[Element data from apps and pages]
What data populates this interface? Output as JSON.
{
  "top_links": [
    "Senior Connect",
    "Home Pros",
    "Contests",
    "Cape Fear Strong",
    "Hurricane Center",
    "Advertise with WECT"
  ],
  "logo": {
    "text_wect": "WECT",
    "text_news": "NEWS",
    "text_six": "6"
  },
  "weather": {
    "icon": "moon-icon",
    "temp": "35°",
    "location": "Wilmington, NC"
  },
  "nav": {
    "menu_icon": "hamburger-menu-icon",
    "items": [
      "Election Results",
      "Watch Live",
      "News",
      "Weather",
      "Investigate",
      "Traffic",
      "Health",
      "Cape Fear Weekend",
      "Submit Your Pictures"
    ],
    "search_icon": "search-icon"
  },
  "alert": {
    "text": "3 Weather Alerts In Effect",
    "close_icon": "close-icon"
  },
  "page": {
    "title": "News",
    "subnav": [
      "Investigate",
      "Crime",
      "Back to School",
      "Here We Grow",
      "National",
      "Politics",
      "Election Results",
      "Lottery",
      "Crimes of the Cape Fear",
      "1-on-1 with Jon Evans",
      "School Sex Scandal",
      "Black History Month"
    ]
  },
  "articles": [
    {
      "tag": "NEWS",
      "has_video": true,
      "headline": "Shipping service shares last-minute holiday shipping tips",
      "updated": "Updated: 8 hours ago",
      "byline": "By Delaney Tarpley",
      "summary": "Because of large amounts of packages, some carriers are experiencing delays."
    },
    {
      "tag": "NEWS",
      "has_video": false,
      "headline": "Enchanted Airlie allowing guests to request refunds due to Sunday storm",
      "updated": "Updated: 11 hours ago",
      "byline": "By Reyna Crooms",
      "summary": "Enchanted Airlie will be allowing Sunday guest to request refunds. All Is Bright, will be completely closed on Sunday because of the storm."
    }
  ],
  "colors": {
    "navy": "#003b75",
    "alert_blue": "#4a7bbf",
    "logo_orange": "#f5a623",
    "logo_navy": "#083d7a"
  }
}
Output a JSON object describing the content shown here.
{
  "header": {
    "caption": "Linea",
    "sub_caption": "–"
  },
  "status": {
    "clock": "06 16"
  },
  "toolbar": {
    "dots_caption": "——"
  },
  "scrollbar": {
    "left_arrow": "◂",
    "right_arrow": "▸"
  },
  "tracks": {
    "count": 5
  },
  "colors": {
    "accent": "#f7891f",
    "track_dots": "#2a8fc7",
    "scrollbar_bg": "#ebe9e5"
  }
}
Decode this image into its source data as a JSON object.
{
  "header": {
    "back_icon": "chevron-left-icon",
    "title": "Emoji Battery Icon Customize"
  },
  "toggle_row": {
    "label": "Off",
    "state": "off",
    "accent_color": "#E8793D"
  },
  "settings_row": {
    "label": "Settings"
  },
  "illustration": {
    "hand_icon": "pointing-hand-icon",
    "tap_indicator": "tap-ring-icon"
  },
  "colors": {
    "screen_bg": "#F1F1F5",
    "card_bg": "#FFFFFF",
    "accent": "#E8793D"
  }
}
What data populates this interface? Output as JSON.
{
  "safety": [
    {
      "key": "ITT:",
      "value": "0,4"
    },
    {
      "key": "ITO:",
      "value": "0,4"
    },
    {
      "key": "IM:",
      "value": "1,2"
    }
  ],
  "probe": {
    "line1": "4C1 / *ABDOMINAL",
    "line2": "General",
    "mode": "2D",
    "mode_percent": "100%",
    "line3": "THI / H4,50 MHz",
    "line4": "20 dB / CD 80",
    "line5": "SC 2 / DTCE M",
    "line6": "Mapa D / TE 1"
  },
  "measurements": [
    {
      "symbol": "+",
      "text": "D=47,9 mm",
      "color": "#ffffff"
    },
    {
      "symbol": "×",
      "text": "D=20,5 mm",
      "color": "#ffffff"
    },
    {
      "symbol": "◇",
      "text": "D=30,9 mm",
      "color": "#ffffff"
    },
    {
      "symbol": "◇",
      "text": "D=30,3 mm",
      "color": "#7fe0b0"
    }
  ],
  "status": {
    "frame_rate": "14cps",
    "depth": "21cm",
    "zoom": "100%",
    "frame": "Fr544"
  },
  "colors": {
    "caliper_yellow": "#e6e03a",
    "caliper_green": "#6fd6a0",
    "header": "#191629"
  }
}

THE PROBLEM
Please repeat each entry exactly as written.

YOUR SOLUTION
What data populates this interface? Output as JSON.
{
  "top_links": [
    "Senior Connect",
    "Home Pros",
    "Contests",
    "Cape Fear Strong",
    "Hurricane Center",
    "Advertise with WECT"
  ],
  "logo": {
    "text_wect": "WECT",
    "text_news": "NEWS",
    "text_six": "6"
  },
  "weather": {
    "icon": "moon-icon",
    "temp": "35°",
    "location": "Wilmington, NC"
  },
  "nav": {
    "menu_icon": "hamburger-menu-icon",
    "items": [
      "Election Results",
      "Watch Live",
      "News",
      "Weather",
      "Investigate",
      "Traffic",
      "Health",
      "Cape Fear Weekend",
      "Submit Your Pictures"
    ],
    "search_icon": "search-icon"
  },
  "alert": {
    "text": "3 Weather Alerts In Effect",
    "close_icon": "close-icon"
  },
  "page": {
    "title": "News",
    "subnav": [
      "Investigate",
      "Crime",
      "Back to School",
      "Here We Grow",
      "National",
      "Politics",
      "Election Results",
      "Lottery",
      "Crimes of the Cape Fear",
      "1-on-1 with Jon Evans",
      "School Sex Scandal",
      "Black History Month"
    ]
  },
  "articles": [
    {
      "tag": "NEWS",
      "has_video": true,
      "headline": "Shipping service shares last-minute holiday shipping tips",
      "updated": "Updated: 8 hours ago",
      "byline": "By Delaney Tarpley",
      "summary": "Because of large amounts of packages, some carriers are experiencing delays."
    },
    {
      "tag": "NEWS",
      "has_video": false,
      "headline": "Enchanted Airlie allowing guests to request refunds due to Sunday storm",
      "updated": "Updated: 11 hours ago",
      "byline": "By Reyna Crooms",
      "summary": "Enchanted Airlie will be allowing Sunday guest to request refunds. All Is Bright, will be completely closed on Sunday because of the storm."
    }
  ],
  "colors": {
    "navy": "#003b75",
    "alert_blue": "#4a7bbf",
    "logo_orange": "#f5a623",
    "logo_navy": "#083d7a"
  }
}
Output a JSON object describing the content shown here.
{
  "header": {
    "caption": "Linea",
    "sub_caption": "–"
  },
  "status": {
    "clock": "06 16"
  },
  "toolbar": {
    "dots_caption": "——"
  },
  "scrollbar": {
    "left_arrow": "◂",
    "right_arrow": "▸"
  },
  "tracks": {
    "count": 5
  },
  "colors": {
    "accent": "#f7891f",
    "track_dots": "#2a8fc7",
    "scrollbar_bg": "#ebe9e5"
  }
}
Decode this image into its source data as a JSON object.
{
  "header": {
    "back_icon": "chevron-left-icon",
    "title": "Emoji Battery Icon Customize"
  },
  "toggle_row": {
    "label": "Off",
    "state": "off",
    "accent_color": "#E8793D"
  },
  "settings_row": {
    "label": "Settings"
  },
  "illustration": {
    "hand_icon": "pointing-hand-icon",
    "tap_indicator": "tap-ring-icon"
  },
  "colors": {
    "screen_bg": "#F1F1F5",
    "card_bg": "#FFFFFF",
    "accent": "#E8793D"
  }
}
What data populates this interface? Output as JSON.
{
  "safety": [
    {
      "key": "ITT:",
      "value": "0,4"
    },
    {
      "key": "ITO:",
      "value": "0,4"
    },
    {
      "key": "IM:",
      "value": "1,2"
    }
  ],
  "probe": {
    "line1": "4C1 / *ABDOMINAL",
    "line2": "General",
    "mode": "2D",
    "mode_percent": "100%",
    "line3": "THI / H4,50 MHz",
    "line4": "20 dB / CD 80",
    "line5": "SC 2 / DTCE M",
    "line6": "Mapa D / TE 1"
  },
  "measurements": [
    {
      "symbol": "+",
      "text": "D=47,9 mm",
      "color": "#ffffff"
    },
    {
      "symbol": "×",
      "text": "D=20,5 mm",
      "color": "#ffffff"
    },
    {
      "symbol": "◇",
      "text": "D=30,9 mm",
      "color": "#ffffff"
    },
    {
      "symbol": "◇",
      "text": "D=30,3 mm",
      "color": "#7fe0b0"
    }
  ],
  "status": {
    "frame_rate": "14cps",
    "depth": "21cm",
    "zoom": "100%",
    "frame": "Fr544"
  },
  "colors": {
    "caliper_yellow": "#e6e03a",
    "caliper_green": "#6fd6a0",
    "header": "#191629"
  }
}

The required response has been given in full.